[Web page and app entries]
--------------------------------------------------

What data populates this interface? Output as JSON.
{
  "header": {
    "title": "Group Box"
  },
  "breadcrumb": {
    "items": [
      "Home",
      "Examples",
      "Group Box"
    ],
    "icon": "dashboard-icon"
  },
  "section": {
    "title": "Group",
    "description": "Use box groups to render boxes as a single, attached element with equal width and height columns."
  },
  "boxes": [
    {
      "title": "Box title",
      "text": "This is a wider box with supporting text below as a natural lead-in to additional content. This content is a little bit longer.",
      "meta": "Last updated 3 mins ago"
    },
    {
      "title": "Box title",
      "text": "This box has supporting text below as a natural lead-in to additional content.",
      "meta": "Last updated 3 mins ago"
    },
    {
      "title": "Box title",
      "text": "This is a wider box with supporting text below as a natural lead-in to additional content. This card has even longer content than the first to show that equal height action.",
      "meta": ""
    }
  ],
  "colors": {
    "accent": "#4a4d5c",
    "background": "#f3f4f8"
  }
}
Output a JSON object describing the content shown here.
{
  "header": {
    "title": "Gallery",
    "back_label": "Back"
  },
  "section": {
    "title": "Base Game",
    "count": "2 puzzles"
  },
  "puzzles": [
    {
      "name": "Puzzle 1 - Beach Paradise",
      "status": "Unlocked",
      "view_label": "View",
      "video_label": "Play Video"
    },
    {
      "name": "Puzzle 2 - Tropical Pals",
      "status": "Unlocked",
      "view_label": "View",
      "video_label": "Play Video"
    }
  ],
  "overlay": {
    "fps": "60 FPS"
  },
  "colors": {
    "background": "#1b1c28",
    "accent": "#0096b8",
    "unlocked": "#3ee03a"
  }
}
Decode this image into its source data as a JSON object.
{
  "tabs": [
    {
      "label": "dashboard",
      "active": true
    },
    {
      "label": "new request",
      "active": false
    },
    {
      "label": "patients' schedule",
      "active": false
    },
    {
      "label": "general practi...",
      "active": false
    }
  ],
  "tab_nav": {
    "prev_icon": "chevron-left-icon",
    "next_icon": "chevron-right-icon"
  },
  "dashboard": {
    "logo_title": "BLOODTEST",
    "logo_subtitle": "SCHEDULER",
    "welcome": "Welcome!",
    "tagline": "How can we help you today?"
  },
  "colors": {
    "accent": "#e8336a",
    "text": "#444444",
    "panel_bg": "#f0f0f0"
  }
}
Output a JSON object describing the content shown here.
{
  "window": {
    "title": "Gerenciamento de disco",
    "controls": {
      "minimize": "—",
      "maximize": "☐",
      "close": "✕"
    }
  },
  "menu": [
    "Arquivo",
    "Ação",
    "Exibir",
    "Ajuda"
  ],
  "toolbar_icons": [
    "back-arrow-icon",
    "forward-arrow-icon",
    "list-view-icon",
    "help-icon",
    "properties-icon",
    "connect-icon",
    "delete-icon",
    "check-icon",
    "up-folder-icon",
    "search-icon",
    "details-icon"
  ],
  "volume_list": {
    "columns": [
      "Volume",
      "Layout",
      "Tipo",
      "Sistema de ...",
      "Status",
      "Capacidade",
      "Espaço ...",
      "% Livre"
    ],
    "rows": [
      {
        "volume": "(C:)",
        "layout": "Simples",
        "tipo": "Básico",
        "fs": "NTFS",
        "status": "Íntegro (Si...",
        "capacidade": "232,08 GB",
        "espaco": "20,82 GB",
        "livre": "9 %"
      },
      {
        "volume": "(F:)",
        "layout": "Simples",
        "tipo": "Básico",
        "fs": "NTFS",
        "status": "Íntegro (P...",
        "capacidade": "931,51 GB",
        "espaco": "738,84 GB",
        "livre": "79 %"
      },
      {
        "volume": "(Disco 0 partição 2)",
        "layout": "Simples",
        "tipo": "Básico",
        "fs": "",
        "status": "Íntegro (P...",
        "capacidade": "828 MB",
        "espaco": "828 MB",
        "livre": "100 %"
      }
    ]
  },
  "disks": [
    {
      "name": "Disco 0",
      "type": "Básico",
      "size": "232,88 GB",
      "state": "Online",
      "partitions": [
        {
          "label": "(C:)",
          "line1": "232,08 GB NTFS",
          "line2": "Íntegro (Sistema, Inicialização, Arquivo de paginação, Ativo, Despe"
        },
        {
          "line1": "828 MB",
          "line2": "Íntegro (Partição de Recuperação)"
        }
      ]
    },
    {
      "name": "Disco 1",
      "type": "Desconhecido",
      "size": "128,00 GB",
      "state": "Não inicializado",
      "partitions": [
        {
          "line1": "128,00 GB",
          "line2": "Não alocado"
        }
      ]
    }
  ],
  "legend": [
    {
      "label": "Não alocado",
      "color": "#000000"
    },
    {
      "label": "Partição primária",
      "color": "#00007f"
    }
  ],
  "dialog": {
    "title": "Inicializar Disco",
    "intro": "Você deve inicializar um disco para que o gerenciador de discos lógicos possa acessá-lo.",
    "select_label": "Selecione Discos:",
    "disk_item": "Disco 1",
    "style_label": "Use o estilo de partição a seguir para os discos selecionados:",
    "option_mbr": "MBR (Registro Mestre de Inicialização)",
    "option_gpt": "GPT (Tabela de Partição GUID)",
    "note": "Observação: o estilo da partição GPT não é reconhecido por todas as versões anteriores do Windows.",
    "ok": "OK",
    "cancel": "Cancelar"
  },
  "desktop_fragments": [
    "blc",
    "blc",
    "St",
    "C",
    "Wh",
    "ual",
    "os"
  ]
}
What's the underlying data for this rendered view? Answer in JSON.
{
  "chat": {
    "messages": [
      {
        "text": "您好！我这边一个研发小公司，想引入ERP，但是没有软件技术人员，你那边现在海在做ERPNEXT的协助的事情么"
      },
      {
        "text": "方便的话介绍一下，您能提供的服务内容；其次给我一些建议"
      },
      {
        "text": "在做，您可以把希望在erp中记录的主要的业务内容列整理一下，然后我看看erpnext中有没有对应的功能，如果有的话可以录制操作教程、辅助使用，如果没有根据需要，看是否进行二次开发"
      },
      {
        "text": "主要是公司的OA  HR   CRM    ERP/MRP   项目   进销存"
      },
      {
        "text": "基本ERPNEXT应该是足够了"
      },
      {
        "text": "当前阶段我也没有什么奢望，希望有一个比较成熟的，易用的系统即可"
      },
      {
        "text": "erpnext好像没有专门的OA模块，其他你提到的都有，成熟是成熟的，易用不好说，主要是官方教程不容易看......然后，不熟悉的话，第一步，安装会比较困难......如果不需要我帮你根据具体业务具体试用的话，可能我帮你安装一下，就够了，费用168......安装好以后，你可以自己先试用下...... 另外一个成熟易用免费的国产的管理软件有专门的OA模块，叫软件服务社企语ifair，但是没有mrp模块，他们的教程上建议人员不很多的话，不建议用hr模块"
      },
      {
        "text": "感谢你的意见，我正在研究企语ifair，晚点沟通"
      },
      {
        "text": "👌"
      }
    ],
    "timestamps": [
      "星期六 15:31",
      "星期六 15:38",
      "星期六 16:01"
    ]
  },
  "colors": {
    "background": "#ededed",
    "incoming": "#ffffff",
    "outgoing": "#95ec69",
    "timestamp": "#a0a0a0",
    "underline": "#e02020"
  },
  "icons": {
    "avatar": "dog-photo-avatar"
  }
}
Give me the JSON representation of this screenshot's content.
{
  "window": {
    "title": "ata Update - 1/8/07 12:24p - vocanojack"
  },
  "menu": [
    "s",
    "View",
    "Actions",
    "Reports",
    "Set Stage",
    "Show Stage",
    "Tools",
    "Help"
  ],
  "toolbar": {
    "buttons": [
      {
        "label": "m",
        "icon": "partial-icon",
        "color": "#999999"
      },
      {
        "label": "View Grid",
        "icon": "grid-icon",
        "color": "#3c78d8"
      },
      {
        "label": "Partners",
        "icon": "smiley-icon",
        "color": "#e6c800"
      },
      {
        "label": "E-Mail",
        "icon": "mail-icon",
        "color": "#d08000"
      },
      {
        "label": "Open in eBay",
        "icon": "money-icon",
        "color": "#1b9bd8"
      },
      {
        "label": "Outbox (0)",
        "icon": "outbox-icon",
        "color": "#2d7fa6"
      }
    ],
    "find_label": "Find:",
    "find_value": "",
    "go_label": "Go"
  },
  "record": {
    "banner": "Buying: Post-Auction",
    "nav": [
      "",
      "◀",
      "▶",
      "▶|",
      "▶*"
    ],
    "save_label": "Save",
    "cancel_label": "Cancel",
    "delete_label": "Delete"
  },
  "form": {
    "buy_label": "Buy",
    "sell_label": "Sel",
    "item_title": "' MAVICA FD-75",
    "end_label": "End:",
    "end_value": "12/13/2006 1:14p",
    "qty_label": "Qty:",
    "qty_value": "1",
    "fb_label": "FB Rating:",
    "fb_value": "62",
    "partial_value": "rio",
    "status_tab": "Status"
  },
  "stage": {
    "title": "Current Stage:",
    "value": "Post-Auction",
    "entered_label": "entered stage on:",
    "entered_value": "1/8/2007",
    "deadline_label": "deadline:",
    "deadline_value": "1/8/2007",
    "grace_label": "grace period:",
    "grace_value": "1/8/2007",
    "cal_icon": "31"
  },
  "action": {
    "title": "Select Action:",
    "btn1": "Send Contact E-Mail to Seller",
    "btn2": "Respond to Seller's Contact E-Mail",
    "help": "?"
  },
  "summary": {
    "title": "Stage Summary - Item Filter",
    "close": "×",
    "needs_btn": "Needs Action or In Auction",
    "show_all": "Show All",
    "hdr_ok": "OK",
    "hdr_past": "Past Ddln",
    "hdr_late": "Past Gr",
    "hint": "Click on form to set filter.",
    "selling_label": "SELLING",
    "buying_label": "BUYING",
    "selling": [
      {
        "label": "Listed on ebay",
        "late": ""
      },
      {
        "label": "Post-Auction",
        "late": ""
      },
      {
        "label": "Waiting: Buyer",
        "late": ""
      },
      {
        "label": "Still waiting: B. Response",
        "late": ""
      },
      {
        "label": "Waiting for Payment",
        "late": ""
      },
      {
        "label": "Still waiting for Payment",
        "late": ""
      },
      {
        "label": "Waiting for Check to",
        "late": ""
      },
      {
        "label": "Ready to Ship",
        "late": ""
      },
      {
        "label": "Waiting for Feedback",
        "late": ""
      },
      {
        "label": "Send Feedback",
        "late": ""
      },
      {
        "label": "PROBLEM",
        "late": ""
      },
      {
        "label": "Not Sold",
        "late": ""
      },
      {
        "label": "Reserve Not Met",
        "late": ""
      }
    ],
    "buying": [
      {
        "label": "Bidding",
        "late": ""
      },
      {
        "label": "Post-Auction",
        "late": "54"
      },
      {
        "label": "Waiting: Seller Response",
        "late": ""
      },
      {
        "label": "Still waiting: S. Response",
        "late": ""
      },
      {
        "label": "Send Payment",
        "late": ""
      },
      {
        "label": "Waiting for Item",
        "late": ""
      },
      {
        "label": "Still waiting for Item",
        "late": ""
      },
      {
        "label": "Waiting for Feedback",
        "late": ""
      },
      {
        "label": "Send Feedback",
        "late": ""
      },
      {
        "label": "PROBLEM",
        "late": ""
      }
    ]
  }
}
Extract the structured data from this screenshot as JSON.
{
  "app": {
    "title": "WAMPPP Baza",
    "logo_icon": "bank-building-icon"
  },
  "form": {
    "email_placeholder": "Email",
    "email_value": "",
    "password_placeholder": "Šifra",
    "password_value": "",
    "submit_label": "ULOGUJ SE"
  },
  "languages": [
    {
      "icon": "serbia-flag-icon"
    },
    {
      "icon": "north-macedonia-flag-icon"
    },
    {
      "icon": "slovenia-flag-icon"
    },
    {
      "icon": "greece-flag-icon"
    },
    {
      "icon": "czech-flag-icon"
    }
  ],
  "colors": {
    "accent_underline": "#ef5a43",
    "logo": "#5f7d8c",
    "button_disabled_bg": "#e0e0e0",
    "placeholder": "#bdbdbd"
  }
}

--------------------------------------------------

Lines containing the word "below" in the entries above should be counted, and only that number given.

**Written response:**
3